  • 87% of offshore acreage under federal control remains off limits to development.
  • Offshore oil and natural gas leasing could create nearly 840,000 U.S. jobs and raise $200 billion in revenue for the government by 2035.
  • Included in that is over $50 billion and 280,000 jobs along the Atlantic coast, in Florida, Georgia, North Carolina, South Carolina and Virginia.
  • New restrictions offshore Alaska and a rejection of billions of barrels of oil from the coastal plain of ANWR show a lack of commitment to ensuring America’s position as a world leader in energy.
  • Duplicative new regulations on industry operations, and the government’s refusal to even consider leasing in the Eastern Gulf of Mexico and the Pacific, are tying America’s hands against a future of affordable and reliable energy.

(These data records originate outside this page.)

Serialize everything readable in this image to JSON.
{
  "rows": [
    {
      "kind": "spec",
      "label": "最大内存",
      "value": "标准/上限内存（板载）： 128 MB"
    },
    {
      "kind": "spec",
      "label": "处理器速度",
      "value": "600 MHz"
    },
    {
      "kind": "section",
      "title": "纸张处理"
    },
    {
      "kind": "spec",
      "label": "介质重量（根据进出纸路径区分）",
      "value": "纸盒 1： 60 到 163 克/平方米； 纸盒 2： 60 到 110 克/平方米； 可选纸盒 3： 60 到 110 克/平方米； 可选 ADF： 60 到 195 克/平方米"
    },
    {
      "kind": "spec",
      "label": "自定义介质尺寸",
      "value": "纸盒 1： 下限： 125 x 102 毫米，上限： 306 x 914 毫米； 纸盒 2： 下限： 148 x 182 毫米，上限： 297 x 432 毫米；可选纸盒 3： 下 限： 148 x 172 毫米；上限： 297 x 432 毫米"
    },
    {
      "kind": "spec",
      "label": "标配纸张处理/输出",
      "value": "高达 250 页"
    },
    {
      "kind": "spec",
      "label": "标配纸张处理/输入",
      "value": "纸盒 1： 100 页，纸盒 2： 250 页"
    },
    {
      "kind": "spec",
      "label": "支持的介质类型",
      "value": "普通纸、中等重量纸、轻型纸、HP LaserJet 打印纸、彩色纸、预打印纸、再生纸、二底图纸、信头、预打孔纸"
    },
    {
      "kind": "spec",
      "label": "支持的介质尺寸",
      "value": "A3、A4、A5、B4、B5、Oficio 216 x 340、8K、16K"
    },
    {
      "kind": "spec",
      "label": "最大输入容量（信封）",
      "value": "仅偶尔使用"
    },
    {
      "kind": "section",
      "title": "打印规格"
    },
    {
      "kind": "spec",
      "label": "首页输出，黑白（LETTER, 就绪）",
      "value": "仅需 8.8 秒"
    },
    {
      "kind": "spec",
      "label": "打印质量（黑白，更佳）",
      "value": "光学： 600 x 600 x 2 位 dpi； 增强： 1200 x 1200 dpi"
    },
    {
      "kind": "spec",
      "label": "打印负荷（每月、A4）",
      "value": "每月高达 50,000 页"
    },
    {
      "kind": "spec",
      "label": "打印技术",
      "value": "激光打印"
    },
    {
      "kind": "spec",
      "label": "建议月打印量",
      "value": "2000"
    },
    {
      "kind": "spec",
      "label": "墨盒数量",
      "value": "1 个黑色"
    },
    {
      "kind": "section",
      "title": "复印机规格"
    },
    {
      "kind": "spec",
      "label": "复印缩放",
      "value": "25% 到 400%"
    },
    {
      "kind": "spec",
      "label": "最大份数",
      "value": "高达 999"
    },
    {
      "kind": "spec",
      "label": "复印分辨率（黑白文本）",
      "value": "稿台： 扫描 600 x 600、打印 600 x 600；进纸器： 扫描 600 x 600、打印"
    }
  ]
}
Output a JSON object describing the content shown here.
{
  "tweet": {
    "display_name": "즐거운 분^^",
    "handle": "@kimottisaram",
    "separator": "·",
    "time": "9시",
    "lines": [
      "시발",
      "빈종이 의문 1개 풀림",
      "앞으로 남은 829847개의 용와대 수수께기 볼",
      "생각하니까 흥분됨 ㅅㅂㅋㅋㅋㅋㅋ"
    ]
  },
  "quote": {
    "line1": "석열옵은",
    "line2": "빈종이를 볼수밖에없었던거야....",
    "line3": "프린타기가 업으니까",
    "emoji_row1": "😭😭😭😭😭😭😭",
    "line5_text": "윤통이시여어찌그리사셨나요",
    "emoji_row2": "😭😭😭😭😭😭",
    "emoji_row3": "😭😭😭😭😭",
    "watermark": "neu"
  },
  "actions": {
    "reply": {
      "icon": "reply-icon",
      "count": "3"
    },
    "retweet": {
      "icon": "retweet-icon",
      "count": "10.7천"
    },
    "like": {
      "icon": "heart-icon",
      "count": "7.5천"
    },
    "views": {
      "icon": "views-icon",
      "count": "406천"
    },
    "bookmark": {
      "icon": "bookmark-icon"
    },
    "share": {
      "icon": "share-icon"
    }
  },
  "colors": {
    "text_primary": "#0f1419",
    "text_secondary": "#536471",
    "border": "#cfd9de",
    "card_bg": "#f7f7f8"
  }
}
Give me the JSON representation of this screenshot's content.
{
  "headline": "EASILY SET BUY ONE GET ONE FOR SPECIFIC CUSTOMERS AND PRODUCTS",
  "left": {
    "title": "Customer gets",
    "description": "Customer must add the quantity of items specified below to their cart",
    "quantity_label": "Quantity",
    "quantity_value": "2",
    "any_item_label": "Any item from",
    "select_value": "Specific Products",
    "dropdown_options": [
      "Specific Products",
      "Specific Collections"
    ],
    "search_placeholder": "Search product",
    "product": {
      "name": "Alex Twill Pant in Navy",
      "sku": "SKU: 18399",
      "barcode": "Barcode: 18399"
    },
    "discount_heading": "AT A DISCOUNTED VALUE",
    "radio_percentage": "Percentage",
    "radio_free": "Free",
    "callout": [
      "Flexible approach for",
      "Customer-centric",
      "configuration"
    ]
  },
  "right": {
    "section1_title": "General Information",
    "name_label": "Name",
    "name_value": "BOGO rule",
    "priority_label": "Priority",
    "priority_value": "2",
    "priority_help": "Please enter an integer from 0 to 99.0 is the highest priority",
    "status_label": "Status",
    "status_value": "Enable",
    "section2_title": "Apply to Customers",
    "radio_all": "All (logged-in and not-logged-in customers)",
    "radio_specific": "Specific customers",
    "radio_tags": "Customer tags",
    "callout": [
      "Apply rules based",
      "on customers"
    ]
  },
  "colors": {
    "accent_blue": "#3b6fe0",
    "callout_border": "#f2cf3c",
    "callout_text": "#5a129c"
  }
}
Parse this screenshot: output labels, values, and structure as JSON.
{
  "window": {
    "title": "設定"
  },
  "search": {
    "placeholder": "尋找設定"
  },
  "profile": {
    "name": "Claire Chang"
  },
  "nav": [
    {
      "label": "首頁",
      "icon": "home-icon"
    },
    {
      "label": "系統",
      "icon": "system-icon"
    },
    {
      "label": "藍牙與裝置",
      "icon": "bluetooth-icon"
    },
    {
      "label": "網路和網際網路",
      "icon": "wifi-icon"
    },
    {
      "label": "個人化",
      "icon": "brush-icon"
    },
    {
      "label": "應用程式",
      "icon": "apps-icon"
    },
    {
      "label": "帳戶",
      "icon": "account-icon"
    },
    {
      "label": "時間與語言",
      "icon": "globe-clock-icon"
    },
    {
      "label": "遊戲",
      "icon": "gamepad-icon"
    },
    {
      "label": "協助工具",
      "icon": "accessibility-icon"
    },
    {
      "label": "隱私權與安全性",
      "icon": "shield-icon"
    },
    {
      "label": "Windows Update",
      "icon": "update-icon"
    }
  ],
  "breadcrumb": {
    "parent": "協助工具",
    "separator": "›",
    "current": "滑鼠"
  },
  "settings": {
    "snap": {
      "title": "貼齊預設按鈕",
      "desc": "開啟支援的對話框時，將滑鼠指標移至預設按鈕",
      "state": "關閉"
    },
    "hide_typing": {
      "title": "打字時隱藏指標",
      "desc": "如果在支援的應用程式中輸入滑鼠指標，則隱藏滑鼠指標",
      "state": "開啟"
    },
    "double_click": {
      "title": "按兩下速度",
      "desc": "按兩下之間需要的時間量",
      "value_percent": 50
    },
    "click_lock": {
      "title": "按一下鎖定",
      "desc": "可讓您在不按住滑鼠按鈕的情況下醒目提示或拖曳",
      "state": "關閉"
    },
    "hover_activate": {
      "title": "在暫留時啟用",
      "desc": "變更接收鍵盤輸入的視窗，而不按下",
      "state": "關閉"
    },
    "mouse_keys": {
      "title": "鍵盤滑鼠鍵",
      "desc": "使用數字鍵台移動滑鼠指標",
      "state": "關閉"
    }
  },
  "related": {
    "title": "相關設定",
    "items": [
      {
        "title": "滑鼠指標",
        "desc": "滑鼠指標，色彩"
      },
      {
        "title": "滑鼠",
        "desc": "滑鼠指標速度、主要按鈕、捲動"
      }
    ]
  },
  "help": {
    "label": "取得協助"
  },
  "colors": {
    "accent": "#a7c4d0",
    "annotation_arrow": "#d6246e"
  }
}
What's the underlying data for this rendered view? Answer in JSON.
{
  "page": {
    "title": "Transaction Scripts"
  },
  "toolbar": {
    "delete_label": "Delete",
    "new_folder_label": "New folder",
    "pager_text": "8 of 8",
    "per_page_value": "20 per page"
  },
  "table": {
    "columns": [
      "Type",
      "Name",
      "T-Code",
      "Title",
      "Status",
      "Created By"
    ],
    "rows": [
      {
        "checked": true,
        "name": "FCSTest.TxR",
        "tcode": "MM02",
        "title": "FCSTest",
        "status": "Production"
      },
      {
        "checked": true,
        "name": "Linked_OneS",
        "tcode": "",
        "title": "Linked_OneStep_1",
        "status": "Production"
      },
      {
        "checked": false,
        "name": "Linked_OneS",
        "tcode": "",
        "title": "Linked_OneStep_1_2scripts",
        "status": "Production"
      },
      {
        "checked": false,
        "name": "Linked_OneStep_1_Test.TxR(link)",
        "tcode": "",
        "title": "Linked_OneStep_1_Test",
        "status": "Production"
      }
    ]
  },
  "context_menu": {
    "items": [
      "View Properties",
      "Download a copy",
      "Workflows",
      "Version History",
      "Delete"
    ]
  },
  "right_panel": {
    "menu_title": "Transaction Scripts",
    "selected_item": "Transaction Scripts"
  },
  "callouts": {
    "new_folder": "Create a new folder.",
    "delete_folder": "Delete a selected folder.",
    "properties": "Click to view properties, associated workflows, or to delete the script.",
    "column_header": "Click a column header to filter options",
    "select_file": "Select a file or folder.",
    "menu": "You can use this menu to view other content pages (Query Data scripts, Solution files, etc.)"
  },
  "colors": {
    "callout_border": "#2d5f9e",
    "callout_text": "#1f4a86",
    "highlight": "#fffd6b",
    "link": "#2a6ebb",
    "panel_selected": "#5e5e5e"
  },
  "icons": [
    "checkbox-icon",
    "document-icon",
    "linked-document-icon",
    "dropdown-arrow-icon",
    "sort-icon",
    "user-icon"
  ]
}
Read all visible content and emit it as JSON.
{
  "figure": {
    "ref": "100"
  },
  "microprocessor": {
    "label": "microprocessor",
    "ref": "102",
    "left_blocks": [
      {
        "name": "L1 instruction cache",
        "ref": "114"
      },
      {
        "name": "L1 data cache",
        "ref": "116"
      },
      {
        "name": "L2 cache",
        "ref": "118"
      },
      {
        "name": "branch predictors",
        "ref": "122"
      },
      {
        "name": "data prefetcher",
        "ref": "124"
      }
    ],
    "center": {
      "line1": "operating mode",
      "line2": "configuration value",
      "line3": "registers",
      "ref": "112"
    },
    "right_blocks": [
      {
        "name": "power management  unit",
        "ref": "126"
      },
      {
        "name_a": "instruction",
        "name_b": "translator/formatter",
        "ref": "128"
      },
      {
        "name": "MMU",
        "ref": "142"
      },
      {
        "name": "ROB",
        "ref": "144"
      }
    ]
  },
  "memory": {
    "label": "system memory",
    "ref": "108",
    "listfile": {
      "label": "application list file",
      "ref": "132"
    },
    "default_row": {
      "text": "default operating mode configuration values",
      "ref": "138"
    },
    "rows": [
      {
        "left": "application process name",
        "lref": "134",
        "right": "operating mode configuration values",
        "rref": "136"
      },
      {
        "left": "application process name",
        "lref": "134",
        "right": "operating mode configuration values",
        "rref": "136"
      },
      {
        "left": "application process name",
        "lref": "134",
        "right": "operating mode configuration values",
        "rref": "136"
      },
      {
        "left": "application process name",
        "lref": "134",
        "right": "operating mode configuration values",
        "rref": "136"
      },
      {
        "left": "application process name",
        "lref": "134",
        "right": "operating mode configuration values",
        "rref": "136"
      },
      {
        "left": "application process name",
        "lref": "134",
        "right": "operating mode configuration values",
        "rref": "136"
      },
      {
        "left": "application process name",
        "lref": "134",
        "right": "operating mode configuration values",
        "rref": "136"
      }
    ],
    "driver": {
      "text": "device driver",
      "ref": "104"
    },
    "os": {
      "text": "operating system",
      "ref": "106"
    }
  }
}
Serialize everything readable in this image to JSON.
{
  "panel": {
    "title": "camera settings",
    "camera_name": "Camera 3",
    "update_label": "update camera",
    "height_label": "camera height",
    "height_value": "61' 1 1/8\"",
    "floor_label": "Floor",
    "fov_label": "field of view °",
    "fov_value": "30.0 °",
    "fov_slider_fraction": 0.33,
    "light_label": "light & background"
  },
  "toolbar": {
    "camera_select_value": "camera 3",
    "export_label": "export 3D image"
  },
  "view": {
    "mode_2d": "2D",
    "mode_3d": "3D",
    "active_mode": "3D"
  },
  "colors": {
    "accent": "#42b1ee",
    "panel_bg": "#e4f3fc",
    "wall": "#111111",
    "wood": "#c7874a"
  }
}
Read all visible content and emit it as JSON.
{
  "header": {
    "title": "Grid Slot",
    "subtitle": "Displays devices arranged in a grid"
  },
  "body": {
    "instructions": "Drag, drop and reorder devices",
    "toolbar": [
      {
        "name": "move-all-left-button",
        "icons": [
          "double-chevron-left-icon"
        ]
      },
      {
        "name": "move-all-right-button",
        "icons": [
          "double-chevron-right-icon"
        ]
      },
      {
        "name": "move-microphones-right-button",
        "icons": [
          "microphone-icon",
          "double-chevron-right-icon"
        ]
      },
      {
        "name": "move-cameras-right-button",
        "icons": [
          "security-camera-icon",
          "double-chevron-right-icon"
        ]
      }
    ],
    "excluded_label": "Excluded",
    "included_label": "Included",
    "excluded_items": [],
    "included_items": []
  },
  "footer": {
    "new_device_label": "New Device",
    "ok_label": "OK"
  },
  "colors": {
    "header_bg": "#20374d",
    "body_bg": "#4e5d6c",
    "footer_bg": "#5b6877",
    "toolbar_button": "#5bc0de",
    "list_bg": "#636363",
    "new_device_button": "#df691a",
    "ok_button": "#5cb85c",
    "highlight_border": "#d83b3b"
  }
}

  • Sustaining and expanding America’s energy infrastructure is vital to a dependable supply chain that provides uninterrupted energy, which is central to our economic growth and national security.
  • Investing in our nation’s infrastructure means that products from all industries move more efficiently within our nation, which has historically lowered costs to consumers and gives our businesses and manufacturers a competitive edge in the global market.
  • Taxpayers will benefit from private investments in infrastructure. Infrastructure improvements by the oil and natural gas industry could, over the next decade:
    • Encourage as much as $1.15 trillion in new private capital investment;
    • Support 1.15 million new jobs, and
    • Add $120 billion on average per year to our nation’s GDP.

From the American Petroleum Institute: LATEST NEWS

Flawed Well Control Rule needs technical input and fixes before implementation WASHINGTON, December 1, 2015 – The well control rule proposed by the Bureau of Safety and Environmental Enforcement (BSEE) could increase risk and decrease safety in offshore operations, API told the Senate Committee on Energy and Natural Resources on Tuesday.

Gerard: EPA must do more to protect consumers from high ethanol mandates WASHINGTON, November 30, 2015 – EPA must do more to ensure Americans have access to fuels they want and can safely use in their vehicles until Congress can repeal or significantly reform the outdated Renewable Fuel Standard (RFS), API President and CEO Jack Gerard said following EPA’s release of the 2014, 2015, and 2016 RFS mandates Monday.

Poll: Majority of voters are concerned about high ethanol mandates

WASHINGTON, November 19, 2015 – Seventy-eight percent of registered voters are concerned that breaching the ethanol blend wall could drive up the cost of gasoline for consumers and reduce the nation’s fuel supply (91 percent of Republicans, 80 percent of Independents, and 73 percent of Democrats), according to a new poll of 1,021 registered voters conducted by Harris Poll on behalf of API. 

Demand for petroleum fell in October, gasoline demand rose (includes monthly statistical report)

WASHINGTON, November 19, 2015 – Total petroleum deliveries (a measure of demand) fell slightly in October by 0.3 percent from year ago levels, according to API’s Monthly Statistical Report for October 2015. Production of all four major products–gasoline, distillate, jet fuel and residual fuels--was higher than deliveries for those products, so refined products were exported.   Monthly Statistical Report, Petroleum Facts at a Glance, Monthly Import Statistics for October 2015

Michigan consumers win when energy policy is guided by sound science

Lansing, Mich., November 18, 2015 – Today’s announcement that the public has rejected a third attempt to ban safe and responsible hydraulic fracturing is good news for the people of Michigan seeking jobs and increased revenues for the state, said John Griffin, executive director of API-Michigan.

API and ANGA: Two energy trades to combine forces

WASHINGTON, November 18, 2015 – Following approval of both boards of directors, the American Petroleum Institute and America's Natural Gas Alliance announced the two organizations will combine into a single trade association, effective January 1, 2016. The combined association will continue ANGA's mission under API.

Energy Tomorrow is a project of the American Petroleum Institute – the only national trade association that represents all aspects of America’s oil and natural gas industry – speaking for the industry to the public, Congress and the Executive Branch, state governments and the media.